In the coming months -- with a new fight over the federal budget, the Supreme Court's review of health-care reform and the November elections -- the battle in the United States will pit not just political parties and economic ideologies against one another -- but competing national narratives of how and why the United States was founded.
Indeed, it is that conflict over the American narrative that may well determine the outcome of the presidential election and the future direction of the United States. Yet, this dispute over the Founders' vision is rarely debated in the mainstream news media.
The argument does, however, inspire right-wing groups which obsess over "strict construction" of the Constitution and the "originalist" intent of the Founders. Such references also have become standard fare on the Republican campaign trail with the four remaining major candidates claiming to be in this fight to defend American "liberty."

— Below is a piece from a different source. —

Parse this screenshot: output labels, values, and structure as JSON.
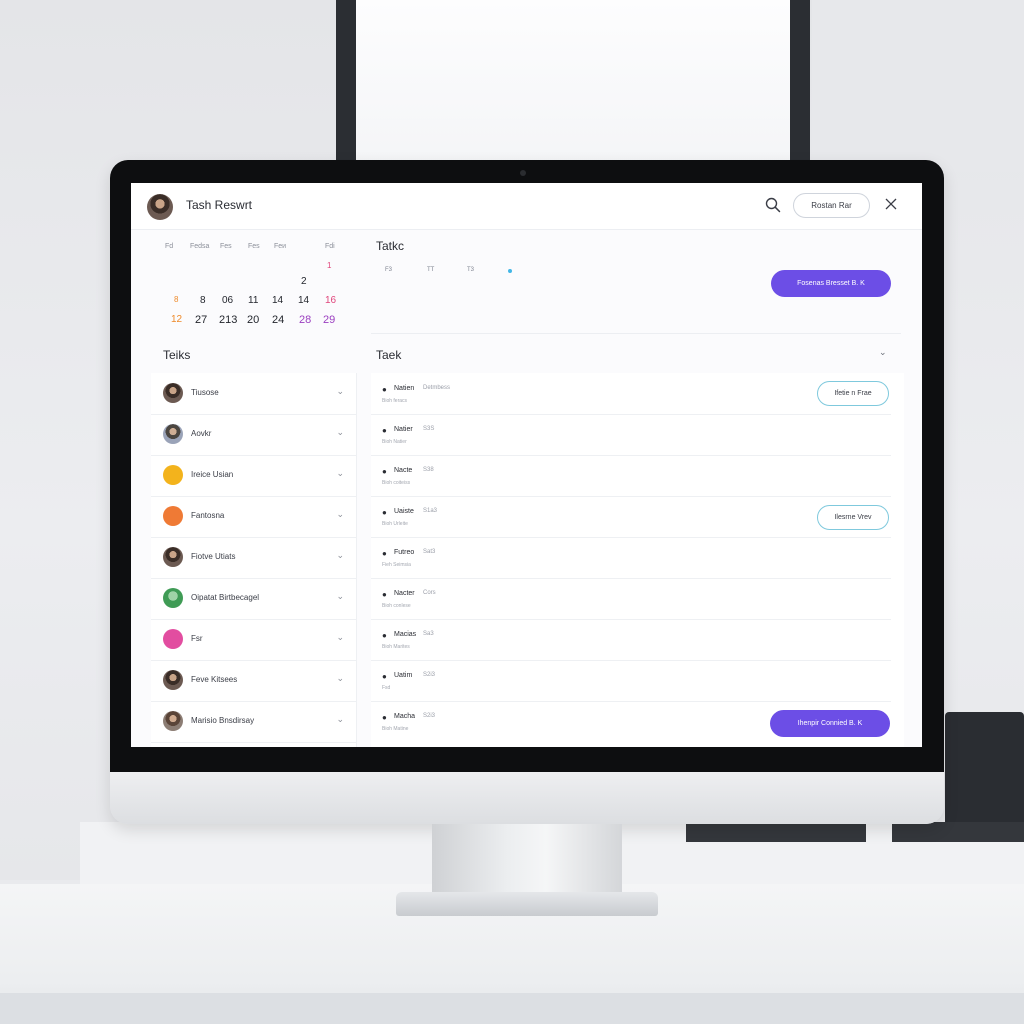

On Saturday, for instance, ex-Sen. Rick Santorum declared that President Barack Obama's health-care reform is "a threat to the very essence of who America is." As the New York Times noted, "numbers like 1776 and 1860 increasingly pepper his speeches as he stresses the historical urgency of his candidacy."
The Right's historical narrative holds that the Founders designed the United States to have a weak central government barred from confronting most domestic problems (though with broad powers for defense). Under this "free-market" system, wealthy business interests had the "liberty" to set their own rules and the average citizen had the "freedom" to make his way the best he could.
There is, of course, a counter-narrative, but Democrats and progressives rarely make it, preferring to cede the history to the Right and to argue that the Founders couldn't possibly have anticipated the complex problems of the modern age.
Still, the counter-narrative to the GOP mythology is grounded in solid history. Indeed, the evidence is that most constitutional framers were pragmatic men interested in building a strong nation. They also were fed up with the weak central government under the Articles of Confederation. They surely weren't anti-government ideologues.
In the Constitution, they created a robust central authority, stating in the preamble the explicit responsibility of the government "to promote the general Welfare." The document also granted the federal government broad domestic powers, including authority to regulate interstate commerce, the so-called Commerce Clause.
Framing the Commerce Clause
Plus, the Commerce Clause was not some afterthought at the Constitutional Convention in 1787. It was presented as one of the new federal powers in James Madison's Virginia plan on the first day of substantive debate. It also was considered one of the least controversial features of the new governing framework.
Indeed, constitutional architect Madison had been maneuvering to give this power to the federal government for years, seeking such a change in the Articles of Confederation, which governed the United States from 1777 to 1787.
Madison "sponsored a resolution instructing Virginia congressmen to vote to give the federal government the authority to regulate commerce for twenty-five years," noted Chris DeRose in Founding Rivals, a resolution that won the support of Gen. George Washington, one of the fiercest critics of the weak central government in the Articles of Confederation.
Because the Articles' structure of 13 "independent" and "sovereign" states had left Washington's soldiers starving and desperate -- when the states reneged on promised funding -- Washington advocated a much stronger central government.
Regarding Madison's commerce idea, Washington wrote that...
"the proposition in my opinion is so self evident that I confess I am at a loss to discover wherein lies the weight of the objection to the measure. We are either a united people, or we are not. If the former, let us, in all matters of a general concern act as a nation, which have national objects to promote, and a national character to support. If we are not, let us no longer act a farce by pretending it to be."
When the Virginia legislature slashed Madison's proposal for federal control of commerce from 25 years to 13 years, he voted against it as insufficient. His thoughts then turned to a more drastic scheme for consolidating power in the hands of the federal government, a constitutional convention, albeit under the guise of simply proposing some changes to the Articles.
A Dramatic Change